This type of transaction is permitted for FHA single family home loans, but there are certain considerations you should know about starting with the date of the original loan and how that date can affect the assumption.

Depending on when the loan was issued, there may be different requirements for the borrower and the homeowner alike. For example, “If the loan application was signed by the borrower before December 1, 1986, the FHA-insured mortgage generally contains no restrictions on assumability.” That information is found in HUD 4155.2 Chapter Three, and it means that the FHA loan that meets that standard is “freely assumable”.

For FHA loans issued after December 1, 1986, the lender’s participation is required.
An FHA loan assumption requires a credit check to insure the borrower is qualified.
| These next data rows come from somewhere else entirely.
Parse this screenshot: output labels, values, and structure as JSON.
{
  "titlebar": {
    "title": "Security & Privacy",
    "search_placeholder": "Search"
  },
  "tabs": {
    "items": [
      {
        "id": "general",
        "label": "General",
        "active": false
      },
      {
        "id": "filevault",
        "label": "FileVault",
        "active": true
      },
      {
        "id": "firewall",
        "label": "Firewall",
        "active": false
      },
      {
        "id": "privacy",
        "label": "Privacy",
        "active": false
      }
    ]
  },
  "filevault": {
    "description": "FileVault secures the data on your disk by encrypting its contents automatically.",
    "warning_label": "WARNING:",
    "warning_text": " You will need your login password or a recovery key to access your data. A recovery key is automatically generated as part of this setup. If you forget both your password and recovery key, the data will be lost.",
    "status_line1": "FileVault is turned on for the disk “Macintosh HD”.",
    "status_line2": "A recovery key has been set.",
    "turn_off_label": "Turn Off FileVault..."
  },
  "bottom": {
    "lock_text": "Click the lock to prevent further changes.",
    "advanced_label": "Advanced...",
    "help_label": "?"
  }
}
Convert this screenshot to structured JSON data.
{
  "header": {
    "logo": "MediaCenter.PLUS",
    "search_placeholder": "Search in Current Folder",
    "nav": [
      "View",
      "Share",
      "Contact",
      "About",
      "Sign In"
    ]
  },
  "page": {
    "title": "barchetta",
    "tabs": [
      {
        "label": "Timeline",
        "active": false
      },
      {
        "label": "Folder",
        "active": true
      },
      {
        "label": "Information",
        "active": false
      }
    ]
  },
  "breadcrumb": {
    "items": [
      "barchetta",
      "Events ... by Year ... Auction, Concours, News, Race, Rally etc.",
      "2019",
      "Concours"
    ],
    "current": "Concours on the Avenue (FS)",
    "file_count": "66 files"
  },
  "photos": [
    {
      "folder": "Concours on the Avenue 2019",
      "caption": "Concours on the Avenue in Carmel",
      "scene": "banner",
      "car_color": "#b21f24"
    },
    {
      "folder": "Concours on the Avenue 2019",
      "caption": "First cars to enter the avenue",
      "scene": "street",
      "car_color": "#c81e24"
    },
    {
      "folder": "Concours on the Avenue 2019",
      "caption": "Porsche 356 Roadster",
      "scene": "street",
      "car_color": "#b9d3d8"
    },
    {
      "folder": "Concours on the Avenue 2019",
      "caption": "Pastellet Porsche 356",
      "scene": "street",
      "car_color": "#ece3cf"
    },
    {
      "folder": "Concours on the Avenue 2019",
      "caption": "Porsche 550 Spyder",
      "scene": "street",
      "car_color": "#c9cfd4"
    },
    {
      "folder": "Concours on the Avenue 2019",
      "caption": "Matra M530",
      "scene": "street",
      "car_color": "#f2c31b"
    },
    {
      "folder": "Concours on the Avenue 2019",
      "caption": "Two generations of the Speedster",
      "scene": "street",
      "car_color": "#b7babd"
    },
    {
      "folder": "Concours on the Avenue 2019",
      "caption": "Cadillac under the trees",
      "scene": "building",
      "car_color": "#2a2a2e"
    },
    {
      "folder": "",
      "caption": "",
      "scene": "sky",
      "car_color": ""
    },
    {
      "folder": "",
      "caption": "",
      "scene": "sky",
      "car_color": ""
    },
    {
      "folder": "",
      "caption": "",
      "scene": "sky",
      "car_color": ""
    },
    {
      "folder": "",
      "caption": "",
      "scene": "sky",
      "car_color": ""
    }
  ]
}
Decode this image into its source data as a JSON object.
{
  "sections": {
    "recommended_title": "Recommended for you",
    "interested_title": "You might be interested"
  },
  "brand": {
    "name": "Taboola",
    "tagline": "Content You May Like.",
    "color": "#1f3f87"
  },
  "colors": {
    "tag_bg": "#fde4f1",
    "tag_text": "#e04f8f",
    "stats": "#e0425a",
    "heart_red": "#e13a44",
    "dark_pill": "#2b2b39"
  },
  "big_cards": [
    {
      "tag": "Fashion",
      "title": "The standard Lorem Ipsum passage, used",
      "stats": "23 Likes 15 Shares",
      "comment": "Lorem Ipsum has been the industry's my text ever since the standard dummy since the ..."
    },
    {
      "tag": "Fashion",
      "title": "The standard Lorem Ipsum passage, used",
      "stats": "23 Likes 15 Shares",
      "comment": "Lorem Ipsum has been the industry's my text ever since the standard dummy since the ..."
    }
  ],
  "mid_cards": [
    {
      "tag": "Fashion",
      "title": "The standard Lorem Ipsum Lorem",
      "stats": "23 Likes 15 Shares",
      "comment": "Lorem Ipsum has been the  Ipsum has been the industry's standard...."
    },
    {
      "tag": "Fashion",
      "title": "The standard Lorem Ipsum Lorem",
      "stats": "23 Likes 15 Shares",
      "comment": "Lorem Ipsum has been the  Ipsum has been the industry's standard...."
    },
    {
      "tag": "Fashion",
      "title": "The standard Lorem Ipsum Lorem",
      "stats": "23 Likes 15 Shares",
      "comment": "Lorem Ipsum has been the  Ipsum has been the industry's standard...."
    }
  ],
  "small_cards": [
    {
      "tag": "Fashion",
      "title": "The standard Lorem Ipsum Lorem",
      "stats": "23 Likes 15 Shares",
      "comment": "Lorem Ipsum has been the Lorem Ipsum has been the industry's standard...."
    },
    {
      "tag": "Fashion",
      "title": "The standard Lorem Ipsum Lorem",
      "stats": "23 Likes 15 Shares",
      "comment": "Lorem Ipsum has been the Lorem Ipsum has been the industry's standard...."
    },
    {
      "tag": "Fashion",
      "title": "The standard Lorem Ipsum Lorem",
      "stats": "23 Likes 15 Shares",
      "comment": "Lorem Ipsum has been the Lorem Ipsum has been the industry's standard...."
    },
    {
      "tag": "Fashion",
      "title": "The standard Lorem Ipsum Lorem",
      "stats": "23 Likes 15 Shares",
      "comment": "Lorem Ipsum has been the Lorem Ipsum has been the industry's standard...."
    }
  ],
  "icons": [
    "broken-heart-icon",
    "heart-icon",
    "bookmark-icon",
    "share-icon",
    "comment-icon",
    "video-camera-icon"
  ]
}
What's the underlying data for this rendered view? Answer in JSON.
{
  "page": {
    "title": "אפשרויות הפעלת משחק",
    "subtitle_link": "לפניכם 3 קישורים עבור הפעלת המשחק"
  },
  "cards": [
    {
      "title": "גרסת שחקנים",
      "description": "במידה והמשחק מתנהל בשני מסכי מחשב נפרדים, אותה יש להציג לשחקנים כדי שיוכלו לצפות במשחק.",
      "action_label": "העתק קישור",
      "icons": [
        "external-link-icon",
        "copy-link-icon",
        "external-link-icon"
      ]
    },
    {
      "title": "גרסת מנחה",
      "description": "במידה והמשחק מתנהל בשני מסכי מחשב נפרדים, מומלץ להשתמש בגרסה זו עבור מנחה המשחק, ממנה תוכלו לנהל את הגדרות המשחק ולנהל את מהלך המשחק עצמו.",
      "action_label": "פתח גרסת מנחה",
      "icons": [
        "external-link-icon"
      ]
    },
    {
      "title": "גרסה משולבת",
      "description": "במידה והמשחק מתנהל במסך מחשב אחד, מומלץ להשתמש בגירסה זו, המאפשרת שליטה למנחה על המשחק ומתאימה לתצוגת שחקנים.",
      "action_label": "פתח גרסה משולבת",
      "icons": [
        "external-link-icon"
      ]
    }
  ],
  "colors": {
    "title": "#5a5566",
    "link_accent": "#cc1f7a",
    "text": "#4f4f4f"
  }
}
Furthermore, the original borrower will have to work with the lender in order to complete the loan assumption.

We find instructions for the lender to that effect in Chapter Three of HUD 4155.2. It tells the lender:

“For a mortgage where the application was signed on or after December 1, 1986, the loan may be assumable depending on a creditworthiness review of the assumptor(s).”

In these cases, approval of the FHA loan assumption should not be taken for granted any more than the original mortgage loan was; the lender is, similar to the original mortgage, required to make sure the new owner of the home is an acceptable credit risk. The person assuming the FHA loan should prepare for the transaction the way any home buyer would for a typical loan application.

That means reviewing FICO scores, reducing debt-to-income ratios, and preparing for any expenses associated with the loan assumption. The house hunter should seriously think about a home inspection, in exactly the same way a borrower applying for a new-purchase FHA mortgage would. Just because the loan is being assumed, rather than being applied for in a new purchase transaction, doesn’t mean the deal doesn’t carry the same degree of risk as a new purchase. The home inspection is strongly encouraged for any FHA mortgage loan.